Visit the "OXFORD & CHILTERN BUS PAGE " Archives from October 2002 to date
These are nine most interesting sites which I do recommend
Mike Penn's photo page with much from Bedfordshire, Hertfordshire as well as Buckinghamshire
Chris Lowe's Photo page - mainly North West UK
John Marsh's pictures with a difference
The Oxford Bus Museum
A web site which has paintings of buses.
Arriva Handbook for 2007-2008
The latest handbooks are now
on sale, the ever
Bus Services in Buckinghamshire
Bus services in Oxfordshire
Bus services in Hertfordshire
Where are the Chilterns?
Visit this informative site through the link below.
Visit the "OXFORD BUS PAGE" Archive 1998 - 2002

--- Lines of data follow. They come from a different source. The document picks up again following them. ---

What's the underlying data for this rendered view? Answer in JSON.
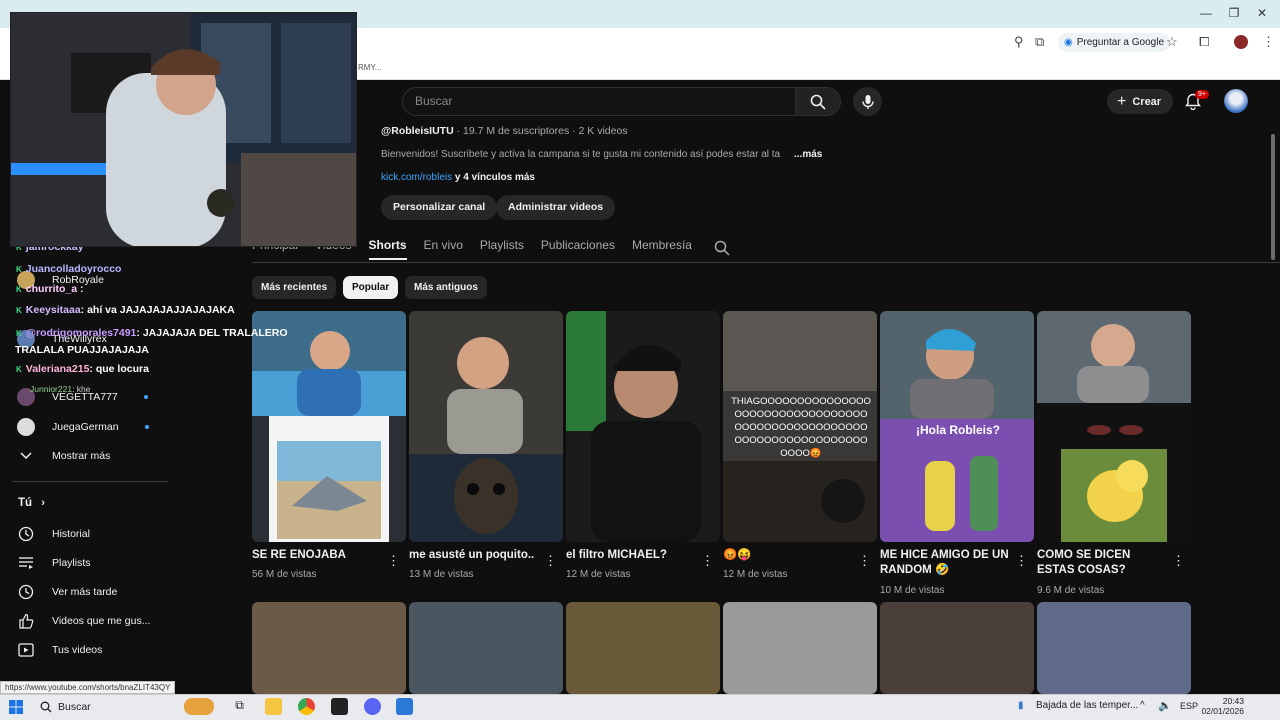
{
  "browser": {
    "ask_google": "Preguntar a Google",
    "bookmark_text": "RMY..."
  },
  "header": {
    "search_placeholder": "Buscar",
    "create_label": "Crear",
    "notification_count": "9+"
  },
  "channel": {
    "handle": "@RobleisIUTU",
    "stats": " · 19.7 M de suscriptores · 2 K videos",
    "description": "Bienvenidos! Suscribete y activa la campana si te gusta mi contenido así podes estar al ta",
    "more": "...más",
    "link": "kick.com/robleis",
    "links_more": " y 4 vínculos más",
    "btn_customize": "Personalizar canal",
    "btn_manage": "Administrar videos"
  },
  "tabs": [
    "Principal",
    "Videos",
    "Shorts",
    "En vivo",
    "Playlists",
    "Publicaciones",
    "Membresía"
  ],
  "chips": [
    "Más recientes",
    "Popular",
    "Más antiguos"
  ],
  "shorts": [
    {
      "title": "SE RE ENOJABA",
      "views": "56 M de vistas"
    },
    {
      "title": "me asusté un poquito..",
      "views": "13 M de vistas"
    },
    {
      "title": "el filtro MICHAEL?",
      "views": "12 M de vistas"
    },
    {
      "title": "😡😝",
      "views": "12 M de vistas"
    },
    {
      "title": "ME HICE AMIGO DE UN RANDOM 🤣",
      "views": "10 M de vistas"
    },
    {
      "title": "COMO SE DICEN ESTAS COSAS?",
      "views": "9.6 M de vistas"
    }
  ],
  "thumb_overlays": {
    "thiago": "THIAGOOOOOOOOOOOOOOOOOOOOOOOOOOOOOOOOOOOOOOOOOOOOOOOOOOOOOOOOOOOOOOOOOOOOOOOOO😡",
    "hola": "¡Hola Robleis?"
  },
  "sidebar": {
    "subs": [
      {
        "label": "RobRoyale"
      },
      {
        "label": "TheWillyrex"
      },
      {
        "label": "VEGETTA777"
      },
      {
        "label": "JuegaGerman"
      }
    ],
    "show_more": "Mostrar más",
    "you_section": "Tú",
    "you_items": [
      "Historial",
      "Playlists",
      "Ver más tarde",
      "Videos que me gus...",
      "Tus videos"
    ]
  },
  "chat": [
    {
      "user": "jamrockkay",
      "msg": ""
    },
    {
      "user": "Juancolladoyrocco",
      "msg": ""
    },
    {
      "user": "churrito_a",
      "msg": ""
    },
    {
      "user": "Keeysitaaa",
      "msg": ": ahí va JAJAJAJAJJAJAJAKA"
    },
    {
      "user": "@rodrigomorales7491",
      "msg": ": JAJAJAJA DEL TRALALERO TRALALA PUAJJAJAJAJA"
    },
    {
      "user": "Valeriana215",
      "msg": ": que locura"
    },
    {
      "user": "Junnior221",
      "msg": ": khe"
    }
  ],
  "status_url": "https://www.youtube.com/shorts/bnaZLIT43QY",
  "taskbar": {
    "search": "Buscar",
    "weather": "Bajada de las temper...",
    "lang": "ESP",
    "time": "20:43",
    "date": "02/01/2026"
  }
}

Visit the "OXFORD & CHILTERN BUS PAGE " Archives from October 2002